This adventure story is an exciting and evocative tale of loyalty, betrayal and characters who are not what they seem. There is a real historic feel to the book, enhanced by chapter headings in the style of the mid-eighteenth century. Chapter Two for instance is subtitled: ‘In which I find a poor billet for the night, reflect on my murky past and ponder my uncertain future.’ While details like this add to the atmosphere, they do not get in the way of a fast-paced story. The many twists and turns of Charley’s fortune draw the reader on and the setting is sketched with a light, sure touch. Very convincing and a thoroughly enjoyable read.

Mister Monday

Garth Nix ill. by Tim Stevens



Jan 2004

‘He couldn’t believe he was in this situation.
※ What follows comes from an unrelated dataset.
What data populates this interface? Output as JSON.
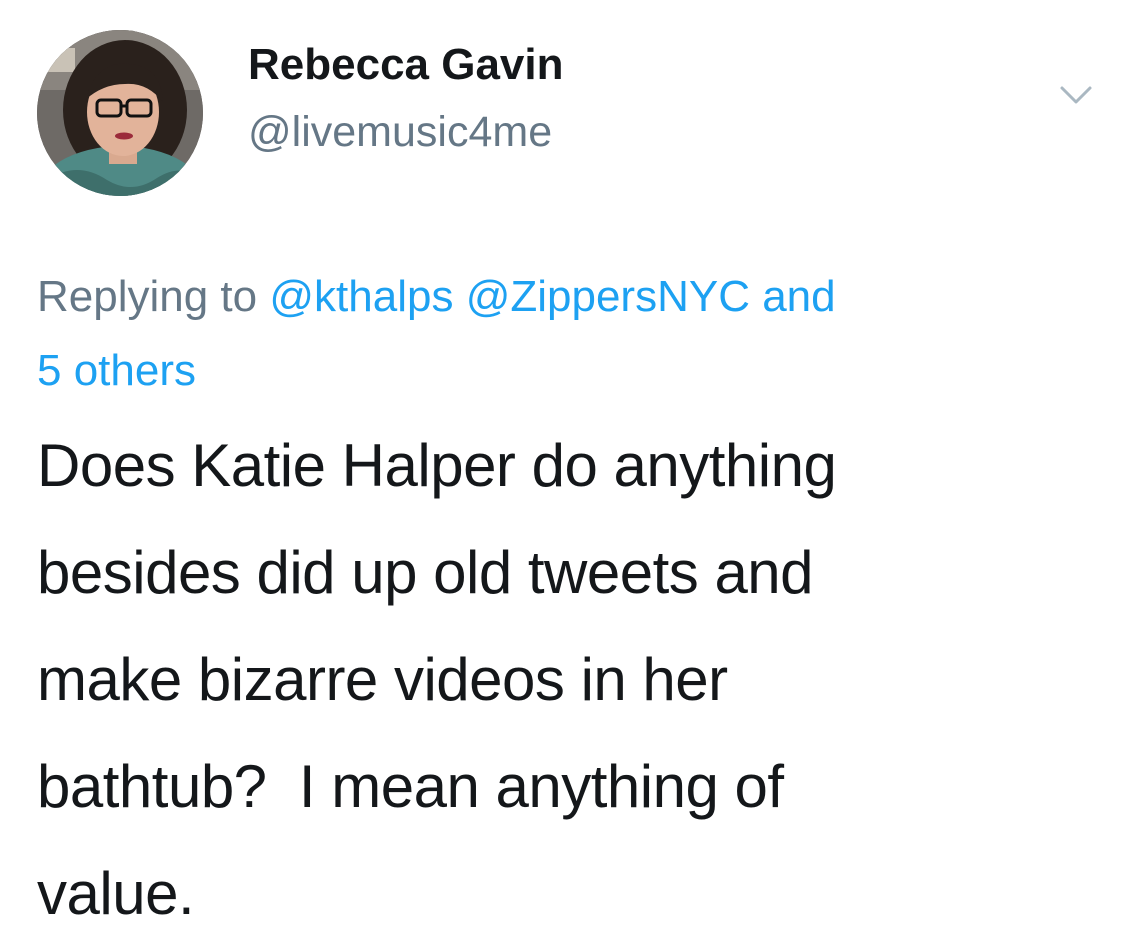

He was supposed to be some sort of hero, going up against Mister Monday, and here he was without any pants on, worrying about being bitten somewhere very unpleasant by Nithling Snakes. Surely no real hero would end up in this predicament.’
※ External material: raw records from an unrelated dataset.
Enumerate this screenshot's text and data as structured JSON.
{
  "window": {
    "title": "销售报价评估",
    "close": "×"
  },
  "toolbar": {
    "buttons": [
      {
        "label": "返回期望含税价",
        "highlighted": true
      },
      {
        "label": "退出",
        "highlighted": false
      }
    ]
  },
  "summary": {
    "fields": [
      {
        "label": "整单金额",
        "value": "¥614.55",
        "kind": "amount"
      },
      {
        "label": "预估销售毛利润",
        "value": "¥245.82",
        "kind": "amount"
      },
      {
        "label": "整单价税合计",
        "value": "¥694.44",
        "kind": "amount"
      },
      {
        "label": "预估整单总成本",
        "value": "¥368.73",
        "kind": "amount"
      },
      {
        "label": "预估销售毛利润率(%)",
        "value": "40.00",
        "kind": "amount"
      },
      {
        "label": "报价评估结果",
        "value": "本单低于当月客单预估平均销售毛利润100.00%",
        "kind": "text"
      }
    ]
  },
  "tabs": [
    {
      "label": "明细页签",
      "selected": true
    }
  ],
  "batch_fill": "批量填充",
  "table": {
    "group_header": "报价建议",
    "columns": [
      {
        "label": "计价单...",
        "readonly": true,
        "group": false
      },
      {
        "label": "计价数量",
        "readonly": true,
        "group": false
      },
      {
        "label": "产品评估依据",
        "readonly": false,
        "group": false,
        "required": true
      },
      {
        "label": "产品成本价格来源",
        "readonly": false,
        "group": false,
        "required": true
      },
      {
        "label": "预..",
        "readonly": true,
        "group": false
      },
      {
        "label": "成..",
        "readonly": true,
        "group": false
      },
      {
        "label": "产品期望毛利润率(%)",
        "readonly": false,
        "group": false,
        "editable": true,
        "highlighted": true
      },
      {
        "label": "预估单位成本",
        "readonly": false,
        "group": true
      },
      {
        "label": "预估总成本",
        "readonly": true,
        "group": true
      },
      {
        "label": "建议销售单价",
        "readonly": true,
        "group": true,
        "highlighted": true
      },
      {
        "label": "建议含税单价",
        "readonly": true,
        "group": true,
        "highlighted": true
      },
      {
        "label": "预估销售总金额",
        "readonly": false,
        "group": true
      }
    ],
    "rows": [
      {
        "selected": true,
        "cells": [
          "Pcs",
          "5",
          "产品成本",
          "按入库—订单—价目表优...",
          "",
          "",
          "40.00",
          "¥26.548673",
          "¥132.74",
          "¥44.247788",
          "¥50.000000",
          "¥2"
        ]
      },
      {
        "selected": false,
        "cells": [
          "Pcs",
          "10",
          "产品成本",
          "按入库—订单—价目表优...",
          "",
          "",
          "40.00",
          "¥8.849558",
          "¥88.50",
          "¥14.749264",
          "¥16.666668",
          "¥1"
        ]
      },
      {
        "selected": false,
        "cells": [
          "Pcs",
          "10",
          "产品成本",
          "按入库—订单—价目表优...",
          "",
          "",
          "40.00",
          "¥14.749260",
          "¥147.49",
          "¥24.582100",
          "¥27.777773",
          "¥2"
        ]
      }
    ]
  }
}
Arthur Penhaligon is a rather ordinary boy; much too ordinary to be any sort of hero. He has just moved to a new town and the first day at his new school is not going well. He has asthma, he can’t tell the ultra-cool kids from their opposites, and the PE teacher is making him go on a cross country run. When he collapses in front of everyone, surely things can’t get any worse?
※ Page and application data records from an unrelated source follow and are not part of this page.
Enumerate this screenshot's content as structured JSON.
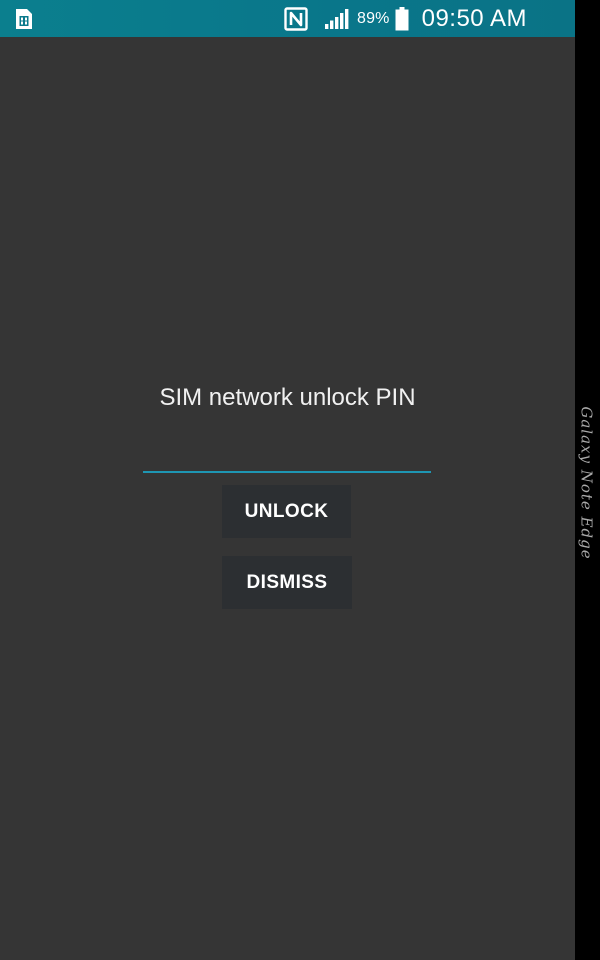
{
  "status_bar": {
    "sim_icon": "sim-card-icon",
    "nfc_icon": "nfc-icon",
    "signal_icon": "signal-strength-icon",
    "battery_percent": "89%",
    "battery_level": 0.89,
    "battery_icon": "battery-icon",
    "time": "09:50 AM",
    "background_color": "#0a7a8c"
  },
  "dialog": {
    "title": "SIM network unlock PIN",
    "pin_value": "",
    "input_underline_color": "#1e96b3",
    "unlock_label": "UNLOCK",
    "dismiss_label": "DISMISS"
  },
  "edge_panel": {
    "label": "Galaxy Note Edge"
  }
}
Well actually, they can. As Arthur lies dying in the park, he finds himself in possession of a minute hand from a clock, and a peculiar notebook, thrust on him by Mister Monday who expects to retrieve them as soon as he dies. Unexpectedly he lives and becomes the target of sinister men in bowler hats while around him a plague erupts and threatens the population. Arthur is forced reluctantly into the role of hero as he enters the House and an alternative world. Here he is dependent on a scrap of Will which disguises itself as a frog, and an Ink-Filler Sixth Class called Suzy Turquoise Blue if he is to survive, find a cure for the plague and return to his own world and family.
Readers who are familiar with Nix’s Sabriel trilogy should not expect a re-run in this first part of The Keys to the Kingdom series. Unlike Sabriel and Lirael, Arthur comes from a world which is essentially our world. The fantasy world of Mister Monday is not the same as the Old Kingdom of Abhorsen. The good news is that if you did not enjoy Sabriel, it is still worth giving Mister Monday a go. On the other hand, if you loved Sabriel and are hoping for more of the same, you may initially feel disappointed. But ‘different’ is not the same as ‘bad’. There is a wry humour to the book, an active imagination and at its heart an uncertain, vulnerable hero who resoundingly proves himself up to his task. Well worth the read, and with the next two volumes in the series already published, if you get hooked you can move straight on to Grim Tuesday.